Next defense, coming soon! This time, in mathematics.

20 April 2010


Tomorrow, I'm defending my Bsc in computer science.

Which means I'm revising my eyes out. And napping.

That's totally a good thing, because Lifehacker keeps saying how cool naps are.

Two things I'm not doing are procrastinating (I'll do that later) and panicking. It's weird. I should panic. If I take the list of requirements, the speed I'm revising them, the amount of time left and do the math, I've got reasons to panic. Just not the time, I guess. I need 2-3 more days of 100% focus on studying, but that thing is tomorrow.

Unless it isn't, because I need some signature here, something else here and the professor I need them from doesn't have any classes this semester, so he's kinda hard to catch. Honestly, I wouldn't be too disappointed if tomorrow's defense wasn't to happen.

[Picture credit]

06 March 2010

Random linkage: Cat Ladders

There are blogs about absolutely anything these days. Today, I'll feature Cat Ladders, a blog about - you guessed it - cat ladders! The site features over 800 pictures of cat ladders from 29 countries.

Most posts feature simple solutions, like this one from Poland:

There's also something for the big cats:

... and something for not cats:

My personal favorite is this one:

Pure royalty! I wonder if it has a little red carpet on it.

If you want to learn more about cat ladders and Cat Ladders, there's also an interview with the blog's author. Enjoy!

13 February 2010

Life geekified:Tetris stuff for the house

Tetris time, everybody! I have gathered today some cool Tetris stuff for the House.

Let's start with the bathroom. Here are Tetris tiles, avaliable at Tertis-tiles.com:

GadgetHer presents a Tetris mirror:

This beautiful bookshelf is designed by Brave Space Designs:

But if you feel like making your own, Instructables has a tutorial:

Plus, a tutorial for a matching lamp is also included:

Finally, this Tetris furniture looks really cool:

On my wishlist: all of the above!

24 January 2010

Hello Kitty stuff for housewives

It ain't no doubt that Hello Kitty loves everyone and it sure applies to housewives as well. Being a housewife myself, I have recently found a bunch of cool housekeeping stuff in the loveley theme of Hello Kitty.

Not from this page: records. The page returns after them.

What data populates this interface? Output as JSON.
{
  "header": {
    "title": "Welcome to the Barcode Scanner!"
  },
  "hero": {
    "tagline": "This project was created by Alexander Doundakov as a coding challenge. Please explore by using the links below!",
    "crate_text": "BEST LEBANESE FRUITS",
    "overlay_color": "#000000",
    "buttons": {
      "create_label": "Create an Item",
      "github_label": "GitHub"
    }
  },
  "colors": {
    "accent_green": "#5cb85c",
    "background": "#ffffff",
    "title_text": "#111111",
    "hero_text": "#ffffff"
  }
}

For instance, Hello Kitty Hell shows us a washing machine and a mop:

Merlin.pl has a toy hover (okay, not exactly housewife item, but future housewives will love it):

The best stuff is to be found at Universal Kitty House. Among other items, there are latex gloves:

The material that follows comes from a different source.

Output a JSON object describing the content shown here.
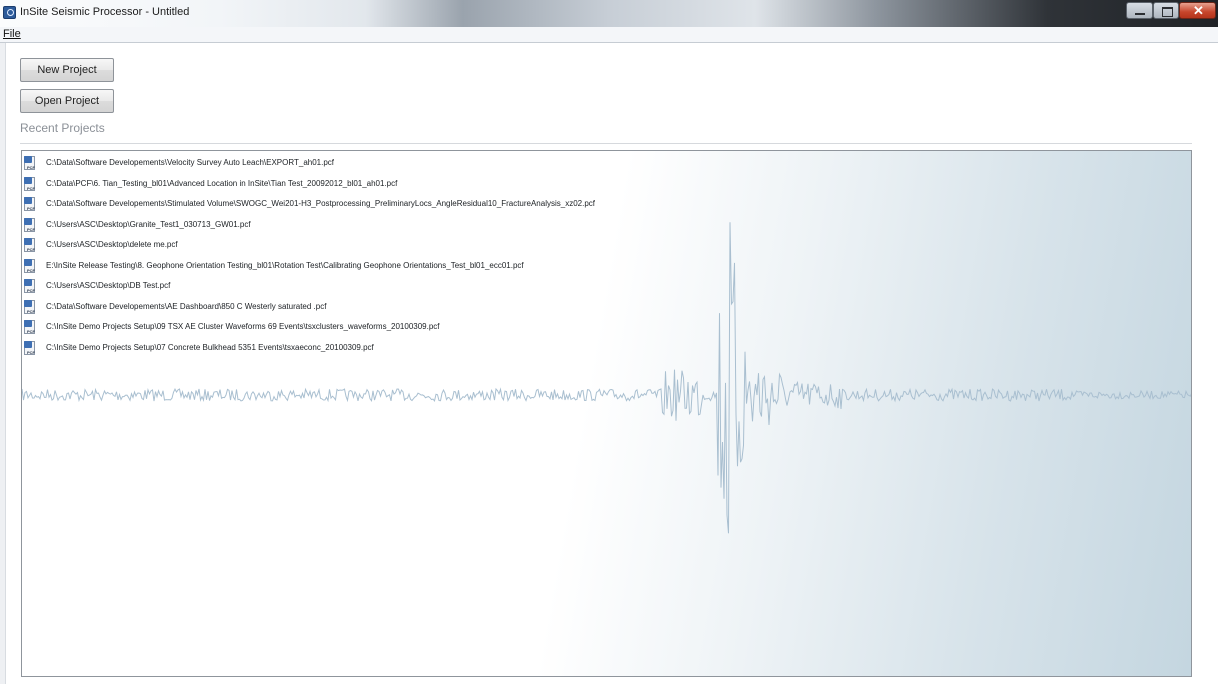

a sponge:

and the coolest toilet brush I have ever seen:

So cute! >.<